→ **Work to complete**:
Go through the entries below. Copy each line in which "Поделиться" appears.

** Extracted entries follows **

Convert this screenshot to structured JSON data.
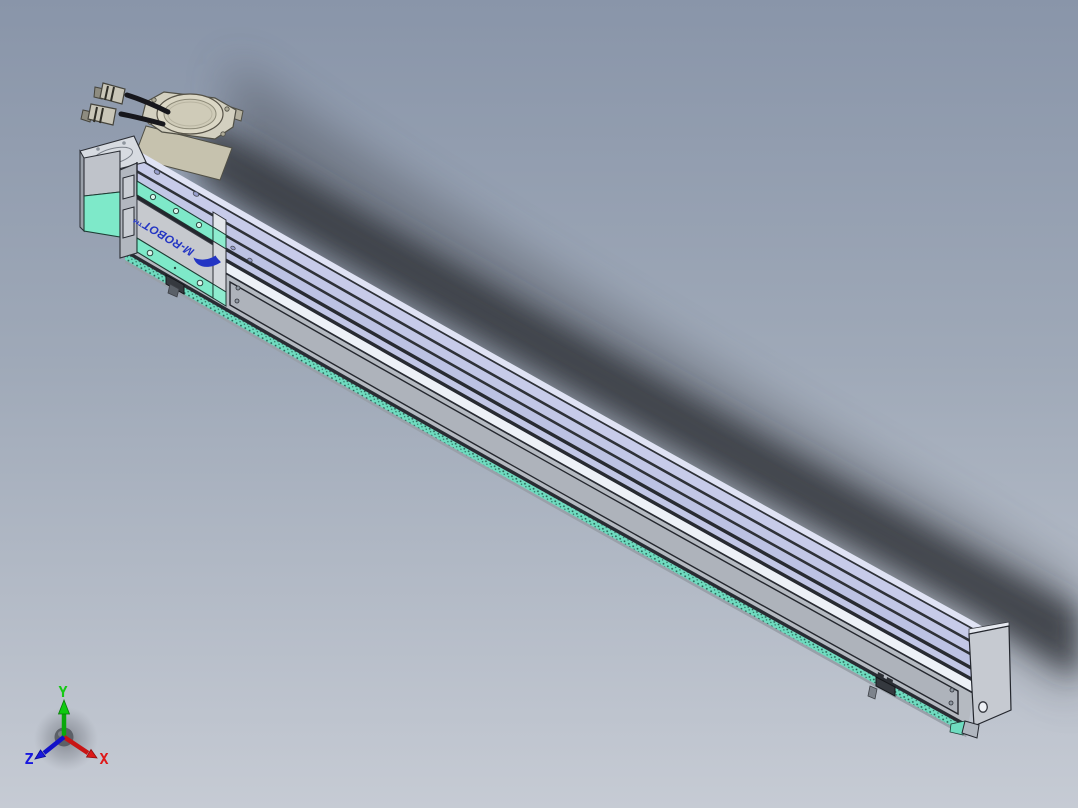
{
  "viewport": {
    "description": "3D CAD viewport showing a long linear actuator rail assembly in isometric view",
    "background_top": "#8995a9",
    "background_bottom": "#c6cbd4",
    "shadow_color": "#31353b"
  },
  "orientation_triad": {
    "x_label": "X",
    "y_label": "Y",
    "z_label": "Z",
    "x_color": "#df1818",
    "y_color": "#15c915",
    "z_color": "#1818df"
  },
  "model": {
    "name": "linear-actuator-rail-assembly",
    "carriage_logo": "M-ROBOT™",
    "colors": {
      "rail_top_surface": "#c7cbe9",
      "rail_side_face": "#b5bac1",
      "rail_highlight": "#edf1f7",
      "accent_teal": "#7ee9c9",
      "motor_beige": "#d3d0c0",
      "logo_blue": "#2335c4",
      "edge_dark": "#282b32"
    },
    "parts": [
      {
        "name": "stepper-motor"
      },
      {
        "name": "motor-cable-connectors"
      },
      {
        "name": "motor-end-block"
      },
      {
        "name": "carriage"
      },
      {
        "name": "extrusion-rail"
      },
      {
        "name": "end-cap"
      },
      {
        "name": "limit-sensors"
      }
    ]
  }
}
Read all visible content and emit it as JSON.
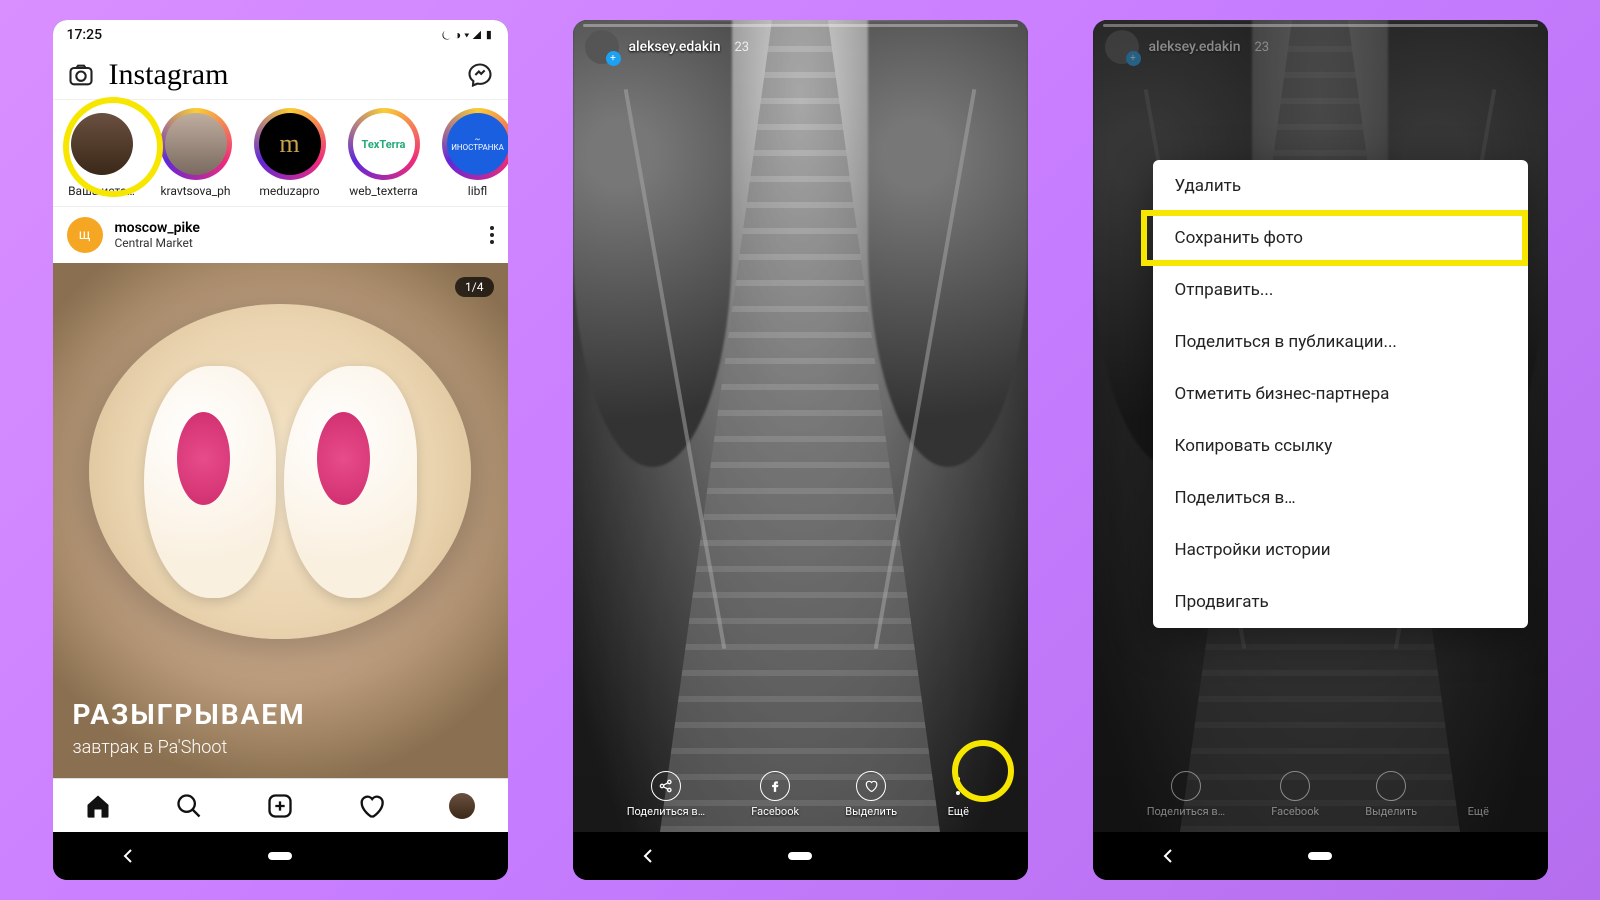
{
  "phone1": {
    "status_time": "17:25",
    "app_logo": "Instagram",
    "stories": [
      {
        "label": "Ваша исто…",
        "ring": "none"
      },
      {
        "label": "kravtsova_ph",
        "ring": "gradient"
      },
      {
        "label": "meduzapro",
        "ring": "gradient",
        "style": "black",
        "text": "m"
      },
      {
        "label": "web_texterra",
        "ring": "gradient",
        "style": "white",
        "text": "TexTerra"
      },
      {
        "label": "libfl",
        "ring": "gradient",
        "style": "blue",
        "text": "~\nИНОСТРАНКА"
      }
    ],
    "post": {
      "user": "moscow_pike",
      "location": "Central Market",
      "pager": "1/4",
      "cap_title": "РАЗЫГРЫВАЕМ",
      "cap_sub": "завтрак в Pa'Shoot"
    }
  },
  "phone2": {
    "user": "aleksey.edakin",
    "time_ago": "23",
    "actions": {
      "share": "Поделиться в…",
      "facebook": "Facebook",
      "highlight": "Выделить",
      "more": "Ещё"
    }
  },
  "phone3": {
    "user": "aleksey.edakin",
    "time_ago": "23",
    "actions": {
      "share": "Поделиться в…",
      "facebook": "Facebook",
      "highlight": "Выделить",
      "more": "Ещё"
    },
    "menu": [
      "Удалить",
      "Сохранить фото",
      "Отправить...",
      "Поделиться в публикации...",
      "Отметить бизнес-партнера",
      "Копировать ссылку",
      "Поделиться в…",
      "Настройки истории",
      "Продвигать"
    ],
    "menu_highlight_index": 1
  }
}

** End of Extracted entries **

→ **Exercise output**:
      "share": "Поделиться в…",
      "share": "Поделиться в…",
      "Поделиться в публикации...",
      "Поделиться в…",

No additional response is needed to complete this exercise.